“Vacillate: A Conversation on Contemporary Femininity,” a group exhibition at Gallery Z (through February 11), makes its collective point right off the bat: there is no single legitimate way to visually express what it’s like to be a woman, and even women who know who they are will be apt to waver in that perception.
Styles range from Melanie Ducharme’s raw portraits of female punk rockers and Stefanie Porcaro’s brooding, tightly-cropped self-portrait to Mollie Pettengill and Kate Truskowski’s direct, uncomplicated faces. The conventional cultural association of femininity with attractiveness and beauty is bound to be the first gloss of the subject. Most of these eight artists touch upon that, but in interestingly divergent ways.
There is a pinup quality to most of Thomas Terceira’s collages on display, though these women are fully clothed and look like 1940s glamour shots. In two of the four, the eyes are obscured, but the presence of flowers in all of the small images establishes a benign, or at least hopeful atmosphere. In each is a postage stamp and in most a telephone book listing is in the background, indicating communication.
In contrast, the matter of women as sex objects is explored disturbingly by Veronica Ochoa and Sydney P. Hardin. In three of Ochoa’s four paintings, a solitary woman is surrounded by threatening imagery. Even Wonder Woman has her hands up in what could be surrender, bracketed by a bald eagle with a bloody beak and words that represent the ashes of failed relationships: “grifters, cheats, losers, liars.” In Sitting on Uncle’s Lap, a deeper source of disturbance is found. Here the scrawled words are “forgive, forgive, forgive . . .” and “thou shall not covet your niece.” The perpetrator — his T-shirt announcing “Jesus Saves” — is on a sofa next to a smiling pigtailed child.

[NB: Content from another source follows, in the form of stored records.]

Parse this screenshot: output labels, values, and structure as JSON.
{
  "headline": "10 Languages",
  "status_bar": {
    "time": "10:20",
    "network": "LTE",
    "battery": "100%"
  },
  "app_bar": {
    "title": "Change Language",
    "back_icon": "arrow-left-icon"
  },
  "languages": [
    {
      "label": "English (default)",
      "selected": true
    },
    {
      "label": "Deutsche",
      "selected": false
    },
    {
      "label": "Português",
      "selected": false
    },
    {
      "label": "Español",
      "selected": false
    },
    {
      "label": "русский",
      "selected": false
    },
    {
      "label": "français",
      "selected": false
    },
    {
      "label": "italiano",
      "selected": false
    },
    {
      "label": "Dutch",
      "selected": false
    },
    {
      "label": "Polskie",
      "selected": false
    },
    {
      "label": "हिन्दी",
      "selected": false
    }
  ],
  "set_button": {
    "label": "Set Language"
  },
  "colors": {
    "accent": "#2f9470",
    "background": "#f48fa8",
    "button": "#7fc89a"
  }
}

Child sexual abuse is just as explicit in Hardin’s Naughty or Nice, in which a Santa sits on a throne, undressing a young girl. But when this painter treats sexuality rather than betrayal in Playing Horsey, she does so with humor as well as sensuality: a dreamily aroused young woman is astride a snorting carousel unicorn, clenching its horn, her red hair and a similar flowing mane unite the two. This painting shows Hardin to be one of the most technically adept in the exhibition, giving dimension to the shapes despite limiting herself to sharply demarcated patches of acrylic paint.
A show with the theme of femininity is obliged to include nude studies. That requirement is satisfied ambitiously by the eight paintings (more works than by anyone else here) by Boston artist Mary McCorkle. They arrest our attention immediately by being in a Cubist style — the gracefully sweeping and converging lines of Robert Delaunay rather than the oblique angles of Picasso and Braque. Mostly they are studies of the same model. One or two of them, such as Pat Holding Her Hair, work quite lyrically as a whole composition. But the others contain portions where our eyes are not directed helpfully, swept to dead areas of the composition or even disintegrating to conflicting rather than contrasting grotesqueness.